  • Ærøskøbing: This little village on the country's most charming island (Ærø) is storybook Denmark. A 13th-century market town, Ærøskøbing is a Lilliputian souvenir of the past, complete with gingerbread houses. You expect Hansel and Gretel to arrive at any moment.
  • Odense: The birthplace of Hans Christian Andersen is Denmark's third-largest city, and still has a medieval core. You can walk its cobblestone streets and admire its half-timbered houses. Other than its associations with the writer, Odense is a worthwhile destination in its own right, filled with attractions (including St. Canute's Cathedral). On the outskirts, you can explore the 1554 Renaissance castle, Egeskov, as well as a 10th-century Viking ship at Ladby.

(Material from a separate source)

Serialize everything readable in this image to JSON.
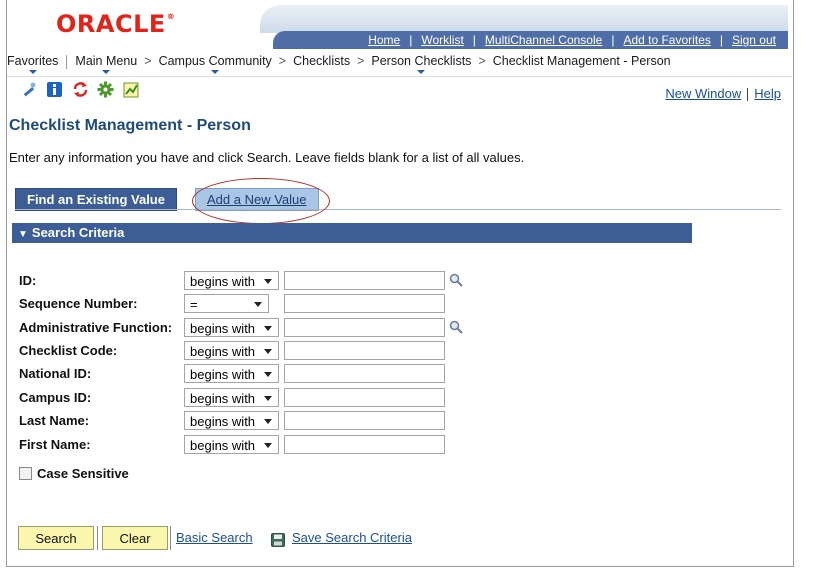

  • Ribe: On the Jutland peninsula (the European mainland), this is the best-preserved medieval town in Denmark, and is known for its narrow cobblestone lanes and crooked, half-timbered houses. An important trading center during the Viking era, today it's known as the town where the endangered stork -- the subject of European myth and legend -- nests every April. The National Trust protects the medieval center. From April to mid-September a night watchman circles Ribe, spinning tales of the town's legendary days and singing traditional songs..
  • Ebeltoft: On Jutland, this well-preserved town of half-timbered buildings is the capital of the Mols hill country. It's a town of sloping row houses, crooked streets, and local handicraft shops. The town hall looks as if it had been erected for kindergarten children; in Ebeltoft you can also visit the 1860 frigate Jylland, the oldest man-of-war in Denmark.
  • Note: This information was accurate when it was published, but can change without notice. Please be sure to confirm all rates and details directly with the companies in question before planning your trip.